It's very easy to find information online about new cameras, news, rumors, reviews, and which camera you should be using right now. But there's far less information to be found about older cameras. Like many photographers, I find it interesting to look at the origins of photography and how far the science and technology in cameras has come in a relatively short period of time.

Minolta Maxxum 9 Retrospective: A Great Camera That Arrived Too Late

When I was working in the photo industry in the late 90s and early 00s, Nikon was king. Canon was already a close second or even considered the leading brand, depending on which photographer one spoke with. Both companies offered a robust selection of lenses, advanced camera bodies, and excellent autofocus systems. And then there were the outlier brands, like Minolta, Olympus, and Pentax, all who made some wonderful cameras, but were not nearly as popular as tools for professionals. Minolta was, perhaps, one of the most adventurous camera makers.

A Bit of History About the Golden Ratio and Rule of Thirds

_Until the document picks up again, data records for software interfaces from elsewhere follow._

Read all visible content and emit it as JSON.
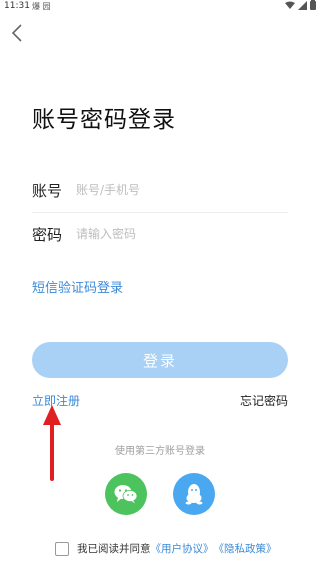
{
  "status_bar": {
    "time": "11:31",
    "notif_text": "爆 园"
  },
  "page": {
    "title": "账号密码登录"
  },
  "form": {
    "account_label": "账号",
    "account_placeholder": "账号/手机号",
    "password_label": "密码",
    "password_placeholder": "请输入密码"
  },
  "links": {
    "sms_login": "短信验证码登录",
    "register": "立即注册",
    "forgot_password": "忘记密码"
  },
  "login_button": {
    "label": "登录",
    "color": "#a9d0f5"
  },
  "third_party": {
    "label": "使用第三方账号登录",
    "providers": [
      {
        "name": "wechat",
        "icon": "wechat-icon",
        "color": "#4cc35c"
      },
      {
        "name": "qq",
        "icon": "qq-icon",
        "color": "#4aa8f0"
      }
    ]
  },
  "agreement": {
    "prefix": "我已阅读并同意",
    "user_agreement": "《用户协议》",
    "privacy_policy": "《隐私政策》"
  },
  "annotation": {
    "arrow_color": "#e02020"
  }
}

The rule of thirds is the first thing that is taught about composition in photography. It seems to have some similarities with the golden ratio, but in reality, it’s something completely different. Let’s have a closer look at the history of these so-called rules to get a better understanding.

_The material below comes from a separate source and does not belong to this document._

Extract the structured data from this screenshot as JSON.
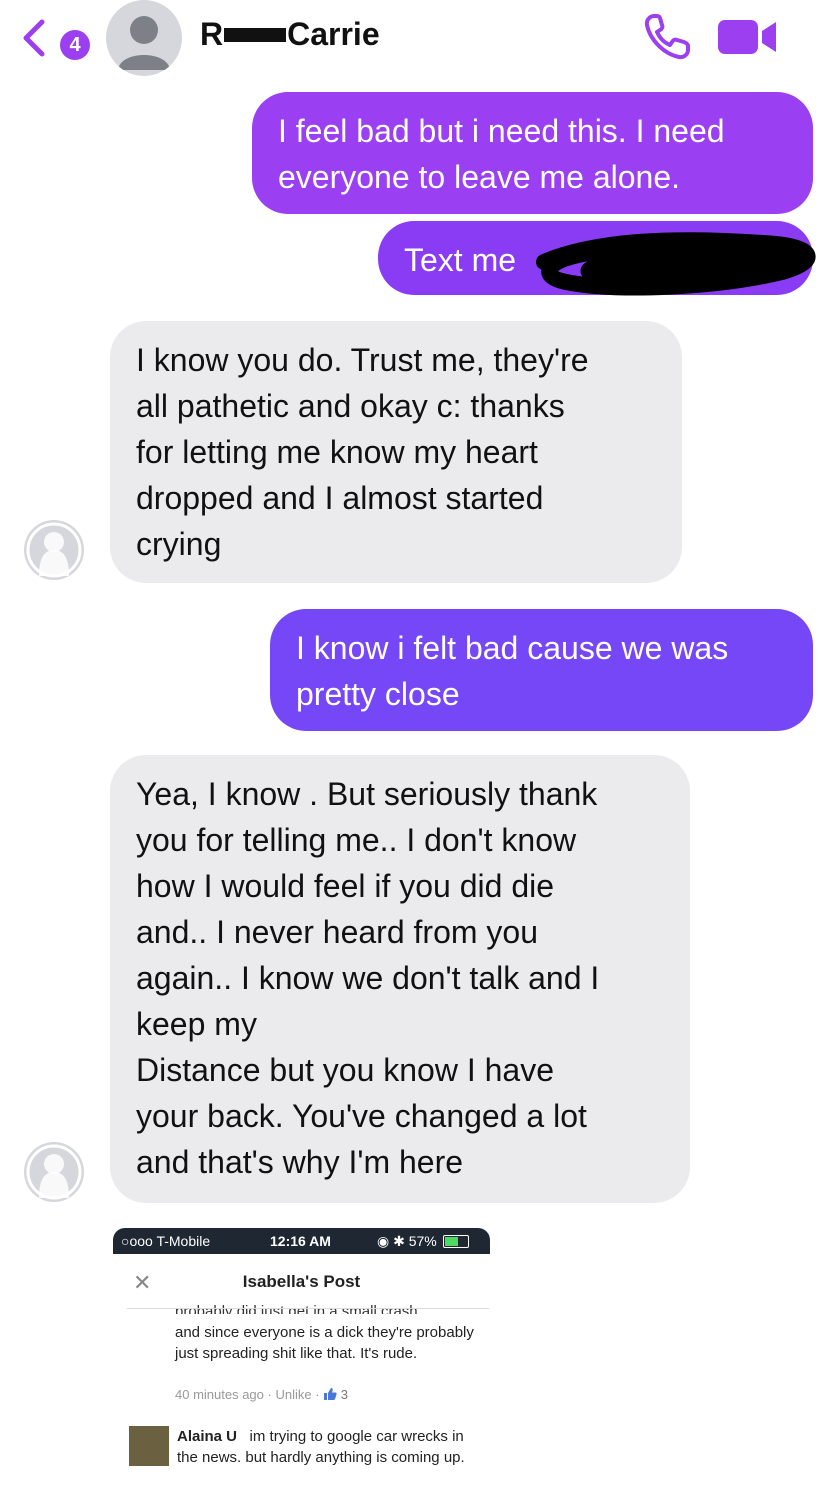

Ringo Starr: The Beatles Drummer Turned Photographer

Many of us know Ringo Starr as the drummer from the Beatles, but did you know he is an accomplished photographer too? I think you may be pleasantly surprised to see what happened when he swapped his drumsticks for a camera.

This Camera Lets You Take Double the Number of Pictures

The beauty of digital photography is that once you have paid for the camera and storage, you can take as many images as you want at essentially no additional cost. Of course, on the other hand, when it comes to film photography, every press of the shutter incurs an additional cost. So, a film camera that promises to double the number of images you can take with every roll sounds quite intriguing. This neat video will show you one such camera.

This 1961 Camera Was Ahead of Its Time

Olympus is well known for placing innovative and clever technology in their cameras, but that reputation goes back further than you might think. This neat video takes a look at a camera that is six decades old but features a fascinating automatic exposure system that allows it to function without any batteries needed.

A Look at the Clever Automation of Film Cameras

We take a lot for granted in the digital era, particularly the automation of a lot of functions. In the early days of film, everything was fully manual, and even one parameter set incorrectly could ruin an entire roll. Later in the 20th century, a standard called DX (Digital indeX) was introduced, and it automated a lot of settings, reducing errors and making photography more accessible to amateurs and casual users. How did it work? This neat video takes you behind the scenes of the surprisingly sophisticated system.

The Photographer And Story Behind The 1990 TMNT Movie Poster

Have you ever wondered about the photographers and process behind iconic movie posters? Some of Azriel Knight's most vivid nostalgic memories are over the striking movie poster for the blockbuster film Teenage Mutant Ninja Turtles.

10 of the Weirdest Digital Cameras Ever Made

The form of the digital cameras has become relatively standardized. There are certainly variations from manufacturer to manufacturer, but the basic design is generally stable across companies. That was not always the case, however, particularly in the early days of digital. This neat video takes a look at 10 of the weirdest digital cameras ever made and just what made them so unique.

What Will Surprise the Next Generation About Photography Today

Technology moves quickly, and it only takes a few generations for there to feel like a profound divide between age groups. What do you think the next generation will not know about the photography of today or will be surprised by?

100 Years of Men in Love: An Accidental Collection

Photos are, at their essence, about acting as a witness to a feeling or emotion. Neal Treadwell and Hugh Nini's accidental collection, 100 Years of Men in Love, is a witness to love and hope. Showing on HereTV, David Millbern's documentary about Nini and Treadwell's collection is well worth the 60 minute investment.